As to 1 Tim 2:12, here's my take: It seems that Paul is definitely restricting the role of women in terms of roles of leadership. 1 Tim 2:12 says that women should not teach or exercise authority over men. The passage almost surely is not addressing only wives, but women in general. The notion that women can exercise such authority or teach men IF they are doing so under the authority of their husbands or the pastor is a view that is based on a faulty translation of the key verb in this verse. It goes back to the King James Version. In that version, the verb authenteo is translated "usurp." Hence, the KJV reads here, "But I suffer not a woman to teach, nor to usurp authority over the man, but to be in silence." That rendering for the verb was somewhat novel (for example, in Tyndale's translation, done almost a century earlier, he rendered the verb as 'exercise authority' or something similar). The KJV translators mistranslated this very because they knew Latin better than they knew Greek. And in the sixteenth century, Erasmus of Rotterdam--the man who was the first to publish a Greek New Testament--rendered authenteo this way. He produced five Greek New Testaments, and all of them were Greek-Latin diglots. That is, Greek was on one page and his Latin translation of the same was on the facing page. By the fourth century AD, authenteo had come to mean 'usurp.' But it didn't have this force earlier. Consequently, Erasmus translated the verb as usurpare (from which, obviously, English gets 'usurp'). His translation was based on Greek usage that was 300+ years after the time of the New Testament. Remarkably, Erasmus produced his Greek New Testament as a way to correct Jerome's Latin Vulgate. Jerome was the fourth century scholar who brought uniformity to the Latin versions of the Bible by gathering them up, along with several Greek copies, and trying to discern what was the original wording. In other words, Jerome was much closer to the time of the original than Erasmus was. And in Jerome's Vulgate (which became the official "inspired" version for the Catholic Church), he translated authenteo as dominare. This Latin verb means, principally, "to exercise authority." Only secondarily does it have a negative force. It was probably the best Latin verb to use for authenteo.

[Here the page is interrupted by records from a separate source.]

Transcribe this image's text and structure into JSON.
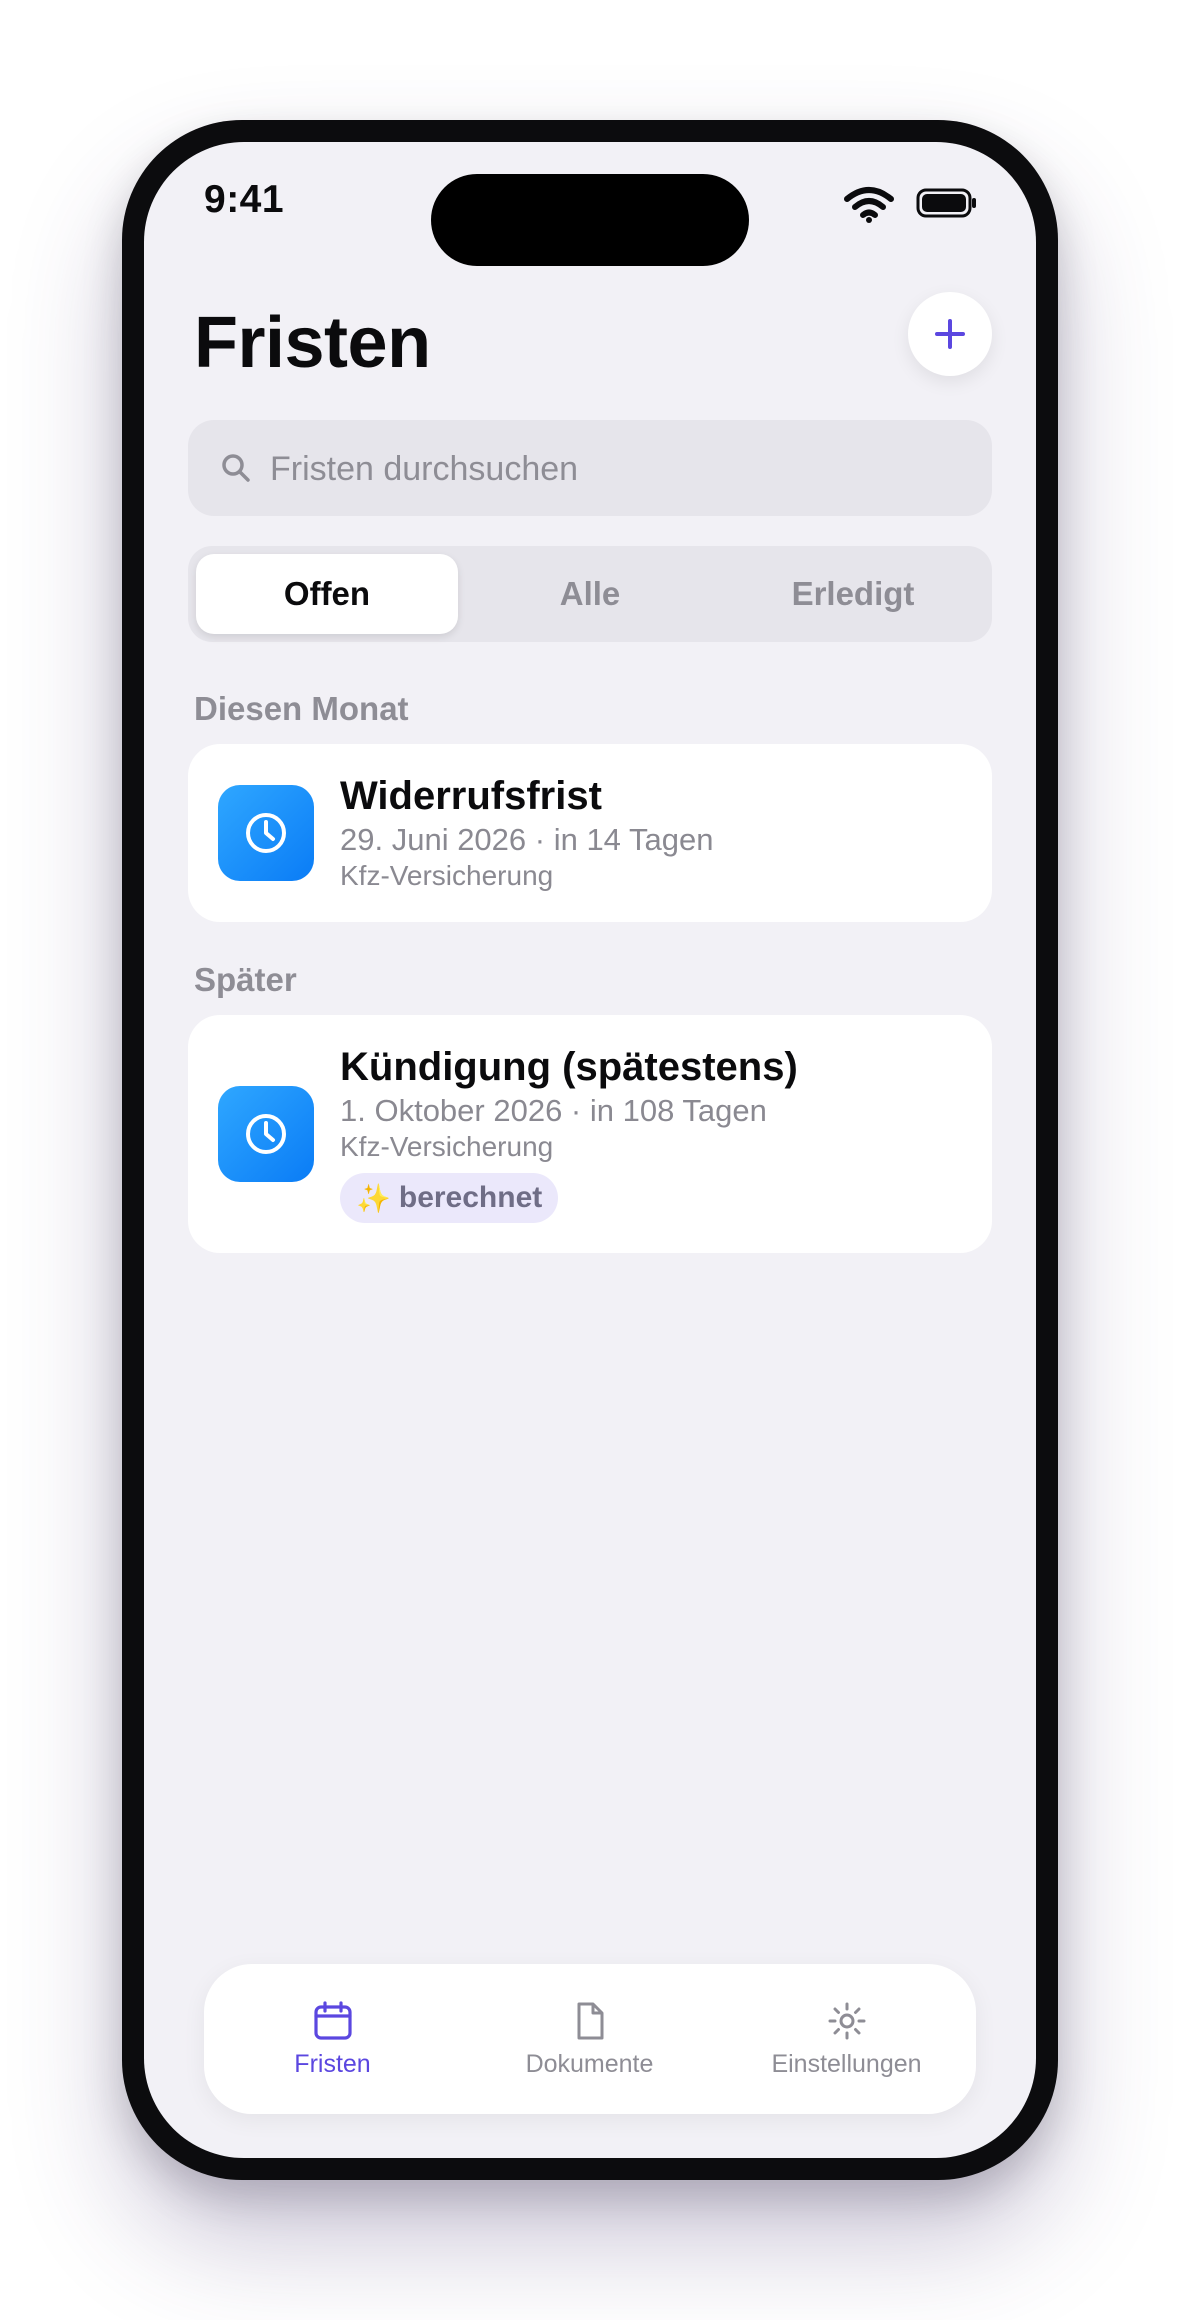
{
  "status_bar": {
    "time": "9:41"
  },
  "header": {
    "title": "Fristen"
  },
  "search": {
    "placeholder": "Fristen durchsuchen"
  },
  "filter": {
    "segments": [
      "Offen",
      "Alle",
      "Erledigt"
    ],
    "selected": "Offen"
  },
  "sections": [
    {
      "header": "Diesen Monat",
      "items": [
        {
          "title": "Widerrufsfrist",
          "subtitle": "29. Juni 2026 · in 14 Tagen",
          "document": "Kfz-Versicherung",
          "icon": "clock-icon"
        }
      ]
    },
    {
      "header": "Später",
      "items": [
        {
          "title": "Kündigung (spätestens)",
          "subtitle": "1. Oktober 2026 · in 108 Tagen",
          "document": "Kfz-Versicherung",
          "icon": "clock-icon",
          "badge": {
            "icon": "✨",
            "label": "berechnet"
          }
        }
      ]
    }
  ],
  "tab_bar": {
    "items": [
      {
        "label": "Fristen",
        "icon": "calendar-icon",
        "active": true
      },
      {
        "label": "Dokumente",
        "icon": "document-icon",
        "active": false
      },
      {
        "label": "Einstellungen",
        "icon": "sun-icon",
        "active": false
      }
    ]
  },
  "colors": {
    "accent": "#5b47e0",
    "icon_blue": "#1a90fb",
    "background": "#f2f1f6"
  }
}
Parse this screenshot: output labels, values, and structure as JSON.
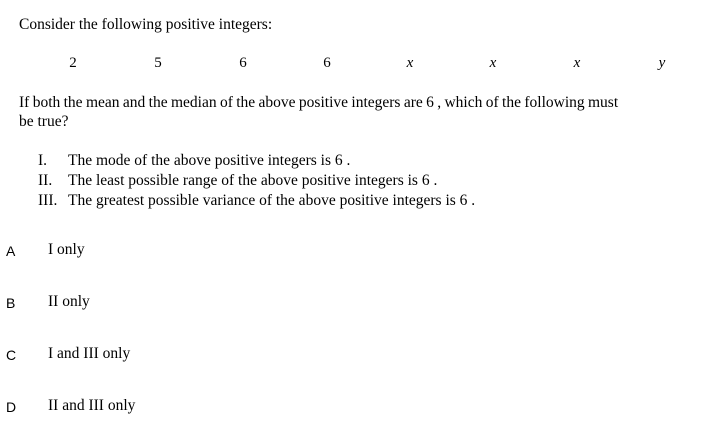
{
  "question": {
    "intro": "Consider the following positive integers:",
    "numbers": [
      "2",
      "5",
      "6",
      "6",
      "x",
      "x",
      "x",
      "y"
    ],
    "prompt_line1": "If both the mean and the median of the above positive integers are  6 ,  which of the following must",
    "prompt_line2": "be true?",
    "statements": [
      {
        "numeral": "I.",
        "text": "The mode of the above positive integers is  6 ."
      },
      {
        "numeral": "II.",
        "text": "The least possible range of the above positive integers is  6 ."
      },
      {
        "numeral": "III.",
        "text": "The greatest possible variance of the above positive integers is  6 ."
      }
    ]
  },
  "choices": [
    {
      "letter": "A",
      "text": "I only"
    },
    {
      "letter": "B",
      "text": "II only"
    },
    {
      "letter": "C",
      "text": "I and III only"
    },
    {
      "letter": "D",
      "text": "II and III only"
    }
  ]
}
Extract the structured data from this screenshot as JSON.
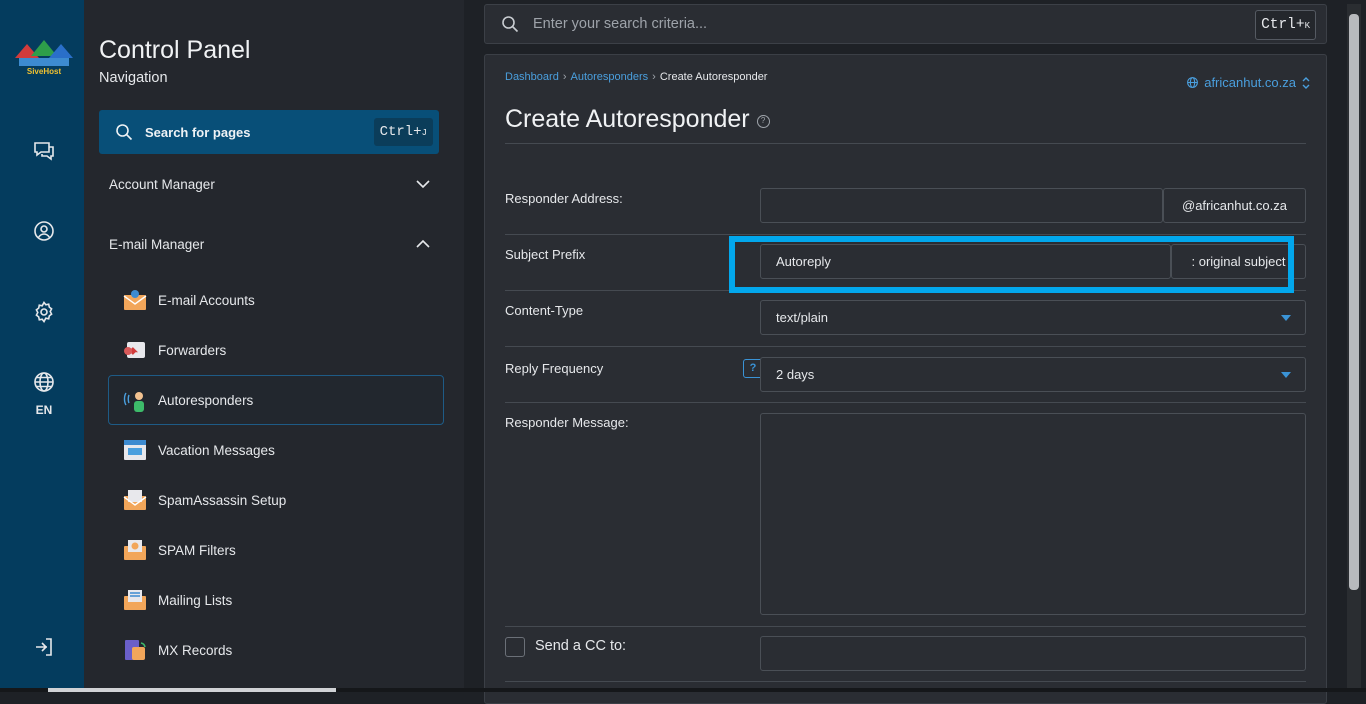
{
  "app": {
    "brand_logo_text": "SiveHost",
    "language": "EN"
  },
  "nav": {
    "title": "Control Panel",
    "subtitle": "Navigation",
    "search_label": "Search for pages",
    "search_shortcut_main": "Ctrl+",
    "search_shortcut_key": "J",
    "sections": [
      {
        "label": "Account Manager",
        "expanded": false
      },
      {
        "label": "E-mail Manager",
        "expanded": true
      }
    ],
    "items": [
      {
        "label": "E-mail Accounts",
        "icon": "email-accounts-icon"
      },
      {
        "label": "Forwarders",
        "icon": "forwarders-icon"
      },
      {
        "label": "Autoresponders",
        "icon": "autoresponders-icon",
        "active": true
      },
      {
        "label": "Vacation Messages",
        "icon": "vacation-messages-icon"
      },
      {
        "label": "SpamAssassin Setup",
        "icon": "spamassassin-icon"
      },
      {
        "label": "SPAM Filters",
        "icon": "spam-filters-icon"
      },
      {
        "label": "Mailing Lists",
        "icon": "mailing-lists-icon"
      },
      {
        "label": "MX Records",
        "icon": "mx-records-icon"
      }
    ]
  },
  "topbar": {
    "search_placeholder": "Enter your search criteria...",
    "shortcut_main": "Ctrl+",
    "shortcut_key": "K"
  },
  "page": {
    "breadcrumb": [
      "Dashboard",
      "Autoresponders",
      "Create Autoresponder"
    ],
    "domain": "africanhut.co.za",
    "title": "Create Autoresponder",
    "form": {
      "responder_address_label": "Responder Address:",
      "responder_address_value": "",
      "responder_address_suffix": "@africanhut.co.za",
      "subject_prefix_label": "Subject Prefix",
      "subject_prefix_value": "Autoreply",
      "subject_prefix_suffix": ": original subject",
      "content_type_label": "Content-Type",
      "content_type_value": "text/plain",
      "reply_frequency_label": "Reply Frequency",
      "reply_frequency_help": "?",
      "reply_frequency_value": "2 days",
      "responder_message_label": "Responder Message:",
      "send_cc_label": "Send a CC to:",
      "send_cc_checked": false
    }
  },
  "colors": {
    "rail_bg": "#043c5e",
    "accent": "#4a9fde",
    "highlight": "#02a7ec"
  }
}
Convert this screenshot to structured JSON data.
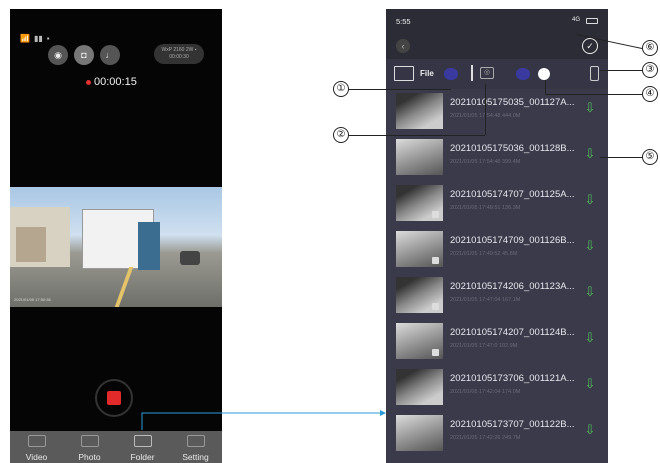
{
  "left_phone": {
    "rec_time": "00:00:15",
    "resolution_badge": "WxP 2160 2W ▪ 00:00:30",
    "video_timestamp": "2021/01/05 17:50:36",
    "nav": [
      {
        "label": "Video",
        "icon": "video-icon"
      },
      {
        "label": "Photo",
        "icon": "photo-icon"
      },
      {
        "label": "Folder",
        "icon": "folder-icon"
      },
      {
        "label": "Setting",
        "icon": "setting-icon"
      }
    ]
  },
  "right_phone": {
    "status_time": "5:55",
    "status_network": "4G",
    "toolbar": {
      "file_label": "File"
    },
    "files": [
      {
        "name": "20210105175035_001127A...",
        "meta": "2021/01/05 17:54:48    444.0M"
      },
      {
        "name": "20210105175036_001128B...",
        "meta": "2021/01/05 17:54:48    399.4M"
      },
      {
        "name": "20210105174707_001125A...",
        "meta": "2021/01/05 17:49:51    136.3M"
      },
      {
        "name": "20210105174709_001126B...",
        "meta": "2021/01/05 17:49:52    45.8M"
      },
      {
        "name": "20210105174206_001123A...",
        "meta": "2021/01/05 17:47:04    167.1M"
      },
      {
        "name": "20210105174207_001124B...",
        "meta": "2021/01/05 17:47:0    102.9M"
      },
      {
        "name": "20210105173706_001121A...",
        "meta": "2021/01/05 17:42:04    174.0M"
      },
      {
        "name": "20210105173707_001122B...",
        "meta": "2021/01/05 17:42:26    249.7M"
      }
    ]
  },
  "callouts": [
    "①",
    "②",
    "③",
    "④",
    "⑤",
    "⑥"
  ]
}
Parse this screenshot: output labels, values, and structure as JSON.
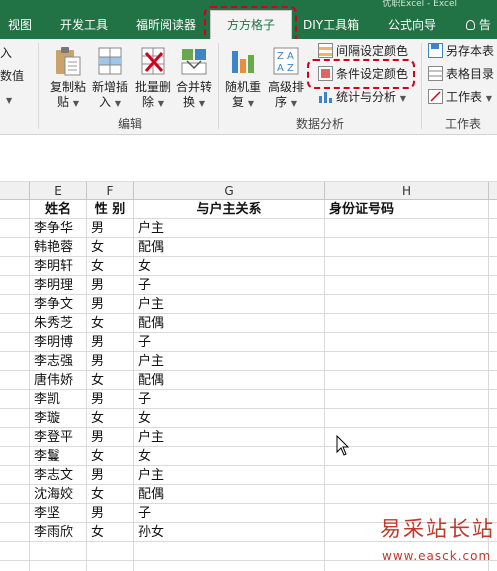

OK, if you're still tracking with me, let's go back to Erasmus. He based his translation on his reading of Greek writers who lived during or after the time of Jerome. And because of this, he didn't grasp the actual meaning of authenteo in 1 Tim 2:12. And since authenteo is a rare word in Greek literature, the KJV translators simply consulted the Latin in their Greek-Latin diglot to discern the meaning of the verb. And what did they find? Usurpare. Hence, an illegitimate translation made its way into the translation of the Bible. But today, the vast majority of English translations understand the term to be neutral. Even the NKJV, which attempts to retain the wording of the KJV as much as possible, only updating its language and correcting places where it really went bad, has here "have authority." But when women wish to teach men, they usually refer to the KJV translation, as least implicitly. For example, they will say, "I'm not usurping anyone's authority. The authority to teach has been granted to me by the elders." But that viewpoint is based on a wrong translation of this verse! If Paul meant that women could teach men as long as they did not usurp such authority, it would be a curious thing for him to say. Shouldn't any male teachers also get the authority of the elders? Why would women be singled out? If I want to teach a class at my church, the elders must approve. Thus, the view that women can teach IF they get permission by the church leadership really doesn't handle this verse logically or lexically.
Now, concerning the issue of what age men are considered men, I believe that the issue has to do with independence. When a person becomes financially and geographically independent of his parents, he's considered a man. For the most part, this would mean today post-college. So, I would say that women could teach college classes, but not beyond.
Finally, you raised the issue of women's competence in understanding the Bible. I'm not sure what you mean by "revelation of scripture"--that is, you said that people today have a revelation of scripture. Nevertheless, all I can say is that as much as it might be true that certain women know the Bible better than men, Paul does not allow for this option. He bases his viewpoint on creation. In v. 13 he says, "For Adam was first created, then Eve." In the least, this argument shows that Paul is not restricting his treatment to the church; it's a matter that is grounded in the constitutional differences between men and women, or at least in the order of authority that God had ordained. In Gen 2-3, we see an interesting phenomenon relevant to 1 Tim 2. God teaches man, man teaches woman, the devil is out of the picture. That's Gen 2. But in Gen 3, we see the devil teaching woman, woman teaching man, and God is out of the picture. And this is Paul's argument: there is a divinely ordained order to things that, if disturbed, could bring ruin.
I have found that often women who wish to teach men are actually restricting their ministries. Frankly, many of them disdain other women. And they feel that men are the only ones who are worthy of being taught! My wife can smell them a mile away. She's the receptionist at a Christian school. And certain women treat her like dirt. Almost without exception they are women who would disagree with what I'm saying her about 1 Tim 2.